Oxalis corniculata is a very variable species. Many infraspecific taxa of O. corniculata have been described over its cosmopolitan range, but their taxonomic status is uncertain. A form known only from urban gardens in Melbourne (Heathmont, Malvern East, South Yarra), and tentatively treated here as a form of O. corniculata, has nearly glabrous stems, stems not rooting at nodes or only proximally, stems with scattered antrorsely appressed hairs, and the seed ridges with prominent white lines and/or blotches. Other than a form of O. exilis (see notes for that species) that often occurs in lawns, no other members of the O. corniculata group in Australia have been observed with white lines and/or bloches on the seed ribs. Occasional specimens of O. corniculata have faint greyish lines, but the stem indumentum is moderately to densely hairy and spreading. Another distinctive entity known from two collections from urban gardens in Melbourne (Forest Hill, and South Yarra) is characterised by having a very dense stem indumentum of spreading and retrorse hairs, and inconspicuous stipules with very narrow free margins. It's possible that this entity might represent O. pilosa, a species from North America, but is here provisionally treated as part of O. corniculata, pending resolution of its identity. Several members of the O. corniculata complex in North America, including O. albicans, O. californica, O. macrantha and O. texana, have white lines and/or blotches on the seed ribs, but the Victorian plants cannot be matched with any of these species.
Oxalis corniculata also has different anthocyanin variants, of which there may be at least two in Victoria.

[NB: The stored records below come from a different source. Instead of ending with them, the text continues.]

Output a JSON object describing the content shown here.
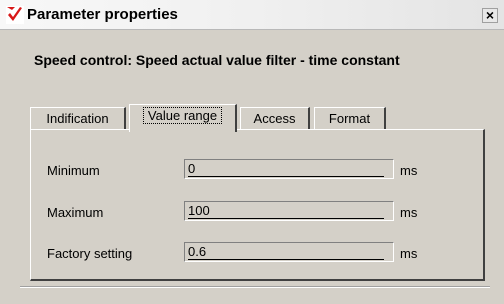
{
  "window": {
    "title": "Parameter properties",
    "close_label": "×"
  },
  "dialog": {
    "heading": "Speed control: Speed actual value filter - time constant"
  },
  "tabs": [
    {
      "label": "Indification",
      "active": false
    },
    {
      "label": "Value range",
      "active": true
    },
    {
      "label": "Access",
      "active": false
    },
    {
      "label": "Format",
      "active": false
    }
  ],
  "fields": [
    {
      "label": "Minimum",
      "value": "0",
      "unit": "ms"
    },
    {
      "label": "Maximum",
      "value": "100",
      "unit": "ms"
    },
    {
      "label": "Factory setting",
      "value": "0.6",
      "unit": "ms"
    }
  ],
  "colors": {
    "window_bg": "#d4d0c8",
    "icon_red": "#d81818"
  },
  "icons": {
    "app": "red-check-arrow-icon",
    "close": "close-icon"
  }
}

O. corniculata var. atropurpurea is sometimes applied to plants with all vegetative parts that are red, but this character appears to be variable, and given the uncertainty in the application of the name, the name is not used here. It is unclear whether O. corniculata var. atropurpurea truly differs from O. corniculata var. corniculata other than in the colour of vegetative parts. The anthocyanin form can grow together with plants exhibiting the typical expression, and it is unclear whether this represents intrapopulational variation, or whether the forms are reproductively isolated. Nair & Kurichian (2004) have found that in Malaysian plants of O. corniculata var. atropurpurea that there are differences in karyotype, in floral and vegetative morphology, and post-pollination reproductive barriers, which suggests that at least in Malaysia that O. corniculata var. atropurpurea merits consideration for specific rank.
Eiten, G. (1963). Taxonomy and regional variation of Oxalis section Corniculatae. I. Introduction, keys, and synopsis of the species, The American Midland Naturalist 69(2): 257-309.
Nesom, G.L. (2009). Notes on Oxalis Sect. Corniculatae (Oxalidaceae) in the southwestern United States, Phytologia 91(3): 527-533.
Nesom, G.L. (2009). Again: Taxonomy of yellow-flowered caulescent Oxalis (Oxalidaceae) in eastern North America, Journal of the Botanical Research Institute of Texas 727-738.
Nesom, G.L. (2014). Further observations of the Oxalis dillenii group (Oxalidaceae), Phytoneuron 12: 1-10.
Sykes, W.R. (2009). The Oxalis corniculata group, New Zealand Journal of Botany 47: 107-113.
|Bioregion||Occurrence status||Establishment means|
|Victorian Volcanic Plain||present||introduced|
|Central Victorian Uplands||present||introduced|
|Northern Inland Slopes||present||introduced|
|East Gippsland Uplands||present||introduced|
|New South Wales|
|Australian Capital Territory|